The New York Review of Books asked a number of its high profile contributors for their take on the upcoming election (Spoiler Alert: They're all in favor of Barack Obama). Gary Wills made a particularly strong case for why the Republicans should lose:

When Dick Cheney was vetting the last two candidates for the [Supreme] Court, he did not really care about their views on abortion. He concentrated on their attitude toward the many executive usurpations of the Bush administration, and he was satisfied on this account with John Roberts and with Sam Alito.

When Charles Gibson was questioning Governor Palin, he should not have asked about the Bush Doctrine (a wavering concept, and touching only one matter, war). He should have asked for her views on the unitary executive—the question Cheney asked the Court nominees. That is what matters most to the Bush people. It affects all the executive usurpations of the last seven years—not only the right of the president to wage undeclared wars, but his right to create military courts, to authorize extraordinary renditions, secret prisons, more severely coercive interrogation, trials with undisclosed evidence, domestic surveillance, and the overriding of congressional oversight in every aspect of government from energy policy to health services.

The use of presidential signing statements to undermine federal law has been another aspect of Bush's executive power grab. As The Boston Globe's Charlie Savage has extensively reported, Bush has issued more than a 1100 signing statements claiming the authority to reject or ignore portions of the very laws he has just signed.

In December 2005, for instance, Bush signed the Department of Defense, Emergency Supplemental Appropriations to Address Hurricanes in the Gulf of Mexico, and Pandemic Influenza Act. This exhaustively titled bill was most notable for containing the so-called McCain Amendment, which prohibited "cruel, inhuman, or degrading treatment or punishment of persons under custody or control of the United States government."

At the time, the bill's passage was seen as a victory against waterboarding and other torture tactics. But consider the passage from Bush's signing statement that specifically refers to the McCain Amendment:
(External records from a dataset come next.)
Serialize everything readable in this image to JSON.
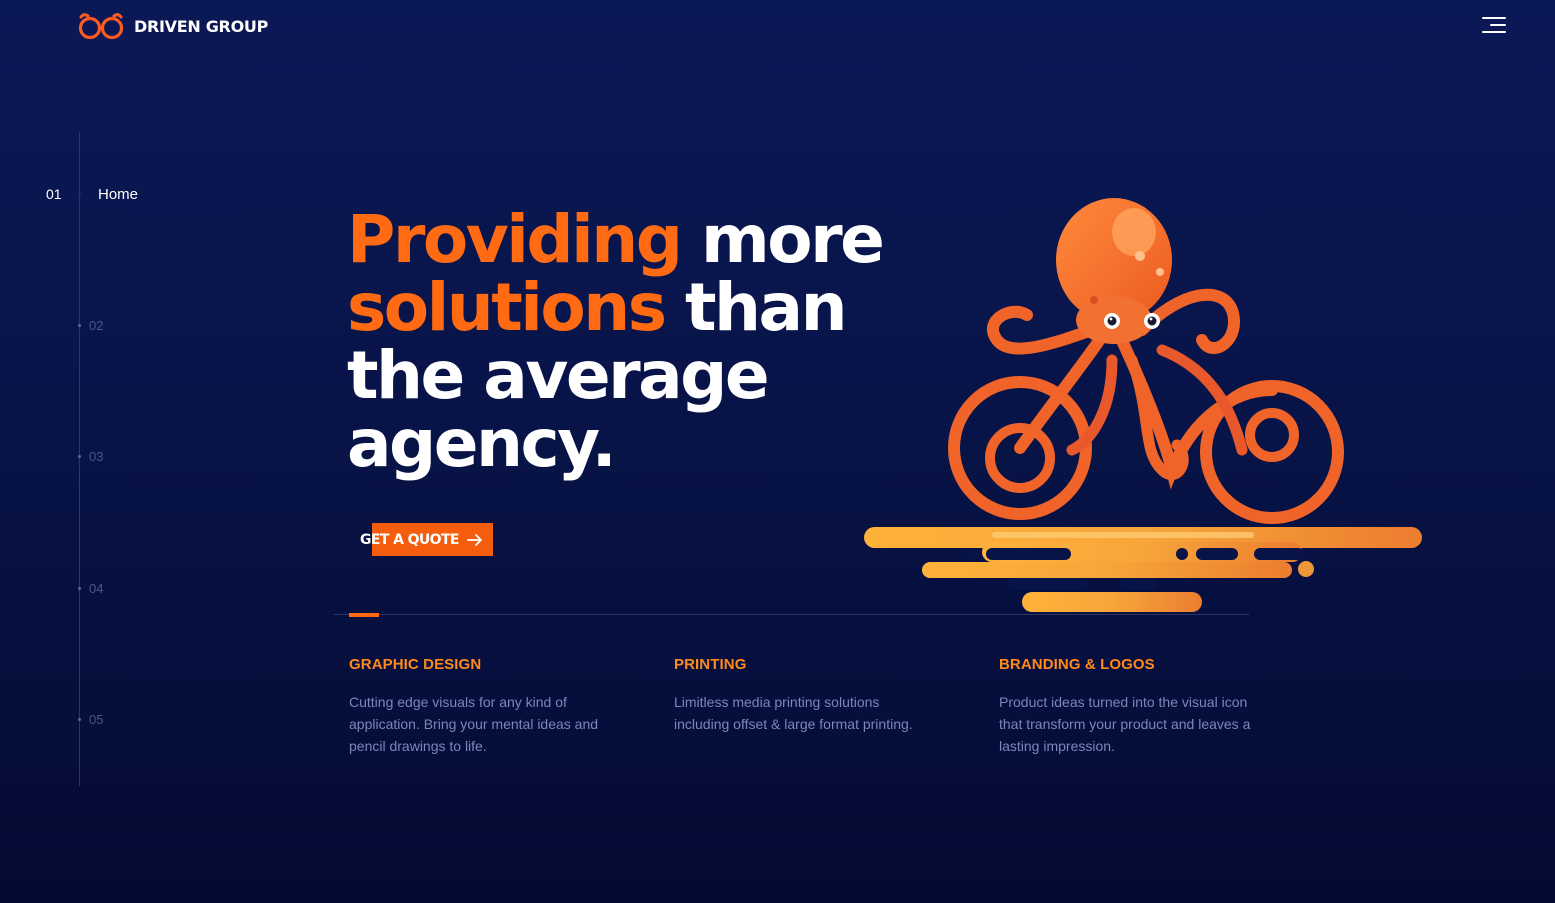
{
  "header": {
    "brand_name": "DRIVEN GROUP",
    "logo_icon": "infinity-glasses-logo",
    "menu_icon": "hamburger-menu-icon"
  },
  "side_nav": {
    "items": [
      {
        "number": "01",
        "label": "Home",
        "active": true
      },
      {
        "number": "02",
        "label": "",
        "active": false
      },
      {
        "number": "03",
        "label": "",
        "active": false
      },
      {
        "number": "04",
        "label": "",
        "active": false
      },
      {
        "number": "05",
        "label": "",
        "active": false
      }
    ]
  },
  "hero": {
    "line1_accent": "Providing",
    "line1_rest": " more",
    "line2_accent": "solutions",
    "line2_rest": " than",
    "line3": "the average",
    "line4": "agency.",
    "cta_label": "GET A QUOTE",
    "cta_icon": "arrow-right-icon",
    "illustration": "octopus-riding-bicycle"
  },
  "services": [
    {
      "title": "GRAPHIC DESIGN",
      "description": "Cutting edge visuals for any kind of application. Bring your mental ideas and pencil drawings to life."
    },
    {
      "title": "PRINTING",
      "description": "Limitless media printing solutions including offset & large format printing."
    },
    {
      "title": "BRANDING & LOGOS",
      "description": "Product ideas turned into the visual icon that transform your product and leaves a lasting impression."
    }
  ],
  "colors": {
    "background_top": "#0b1856",
    "background_bottom": "#040a33",
    "accent": "#ff6a12",
    "service_title": "#ff8a1c",
    "body_text": "#7b87ba"
  }
}
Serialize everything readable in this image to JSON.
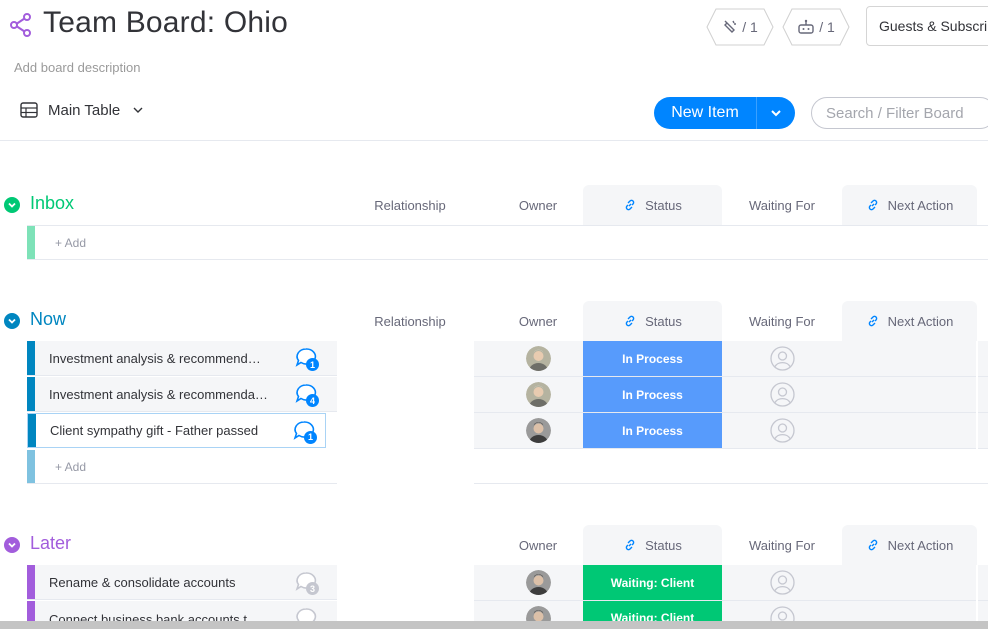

The executive branch shall construe Title X in Division A of the Act, relating to detainees, in a manner consistent with the constitutional authority of the President to supervise the unitary executive branch and as Commander in Chief and consistent with the constitutional limitations on the judicial power.

President Bush, in other words, would be waging the War on Terror as he saw fit, regardless of what Congress or the courts had to say about it.